"We are working on the final details so we can freeze the design" by the end of August, says the aircraft-maker's president Hideo Egawa.

It has completed the preliminary design review and is now working on the joint-definition phase, he adds.

Mitsubishi Aircraft announced some major changes last September to the aircraft's design, in response to airline feedback.

The aircraft-maker was originally planning to have the wings made of composite materials but announced last September that the wings would be made of aluminium alloy.

The Boeing 787 has composite wings but Egawa says the wings on smaller aircraft, such as the MRJ, have more curvature. As a consequence, the smaller wings require more structural support inside the wing, he adds.

He also says aircraft wings need to have manholes, to give maintenance engineers access, and that all manholes must be reinforced.

The problem with the MRJ is that the manholes are significant in size in proportion to the wing.

These weight gaining factors mean there is no great benefit in having composite wings for the MRJ, adds Egawa.

Another factor behind the decision is that Mitsubishi is considering having a 100-seat stretched version of the MRJ, says Egawa. It is easier to adjust the size of the wing during the manufacturing process if the wing is made from metal materials, he adds.

Despite the switch to aluminium-alloy wings, Mitsubishi Aircraft still plans to make the aircraft's empennage from composites using vacuum-assisted resin transfer molding, says Egawa.

One advantage of this technique is that Mitsubishi can bake the empennage - to harden it - using a non-pressurised oven. Composite parts manufactured using other techniques often need to go into a pressurised autoclave oven, an expensive piece of equipment.

The MRJ's first flight is due in 2012, with first delivery scheduled for 2014 to launch customer All Nippon Airways (ANA). The airline has ordered 15 MRJ90s with options for 10 more. Besides the 90-seater, Mitsubishi is also designing the MRJ70, a 70-seater.

In an effort to win more customers, Mitsubishi is now working to create a customer support network.

This involves signing up maintenance, repair and overhaul (MRO) firms as approved MRJ facilities.

Mitsubishi Aircraft will also work to ensure there are spare parts warehouses in key locations around the world, so customers have ready access to spares, says Egawa.
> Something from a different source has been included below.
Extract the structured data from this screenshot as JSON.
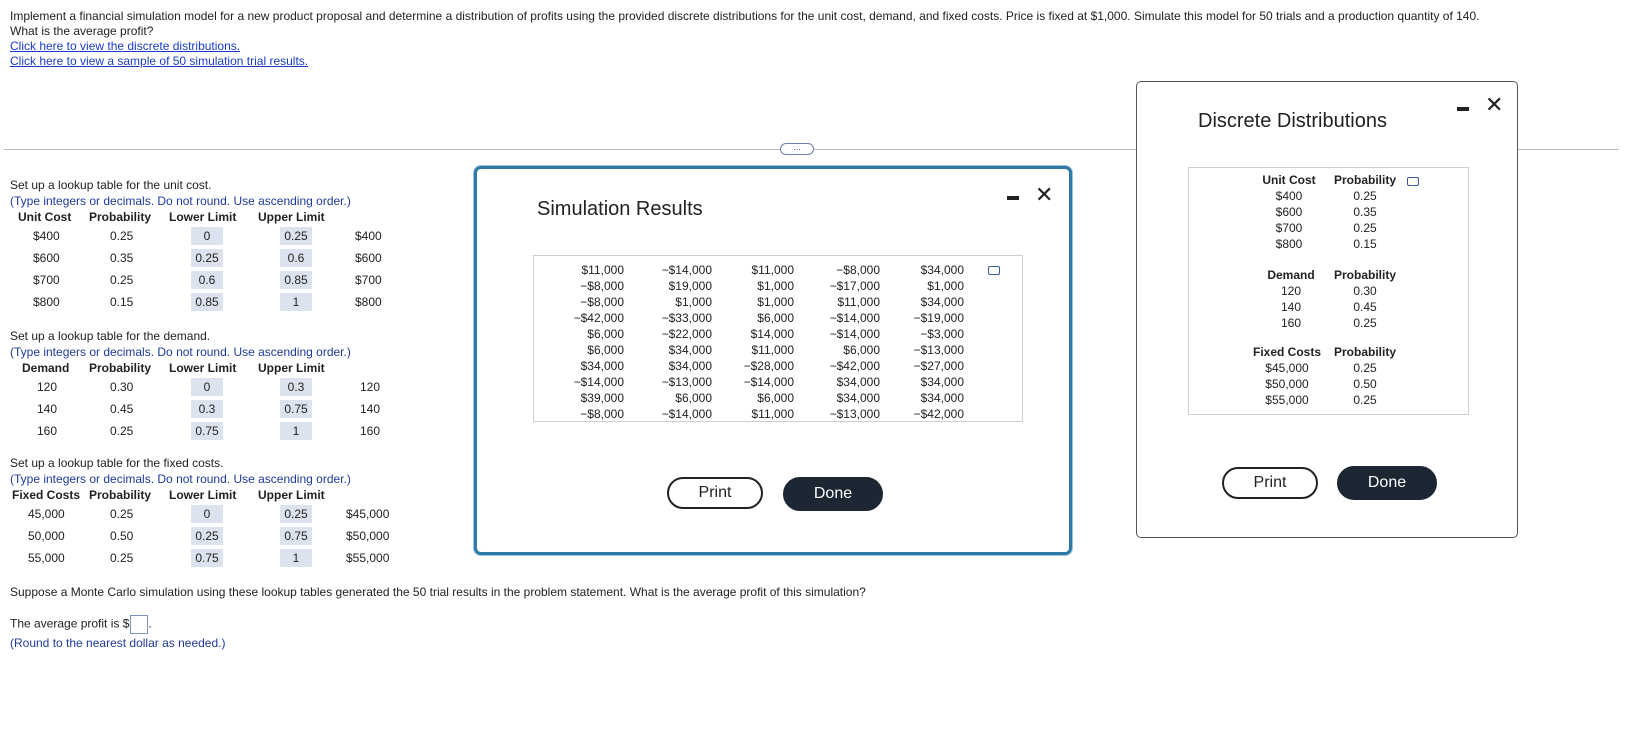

There will also be a 24-hr centre that customers can call to speak to MRJ liaison engineers to get technical assistance, he adds.

Source: Air Transport Intelligence news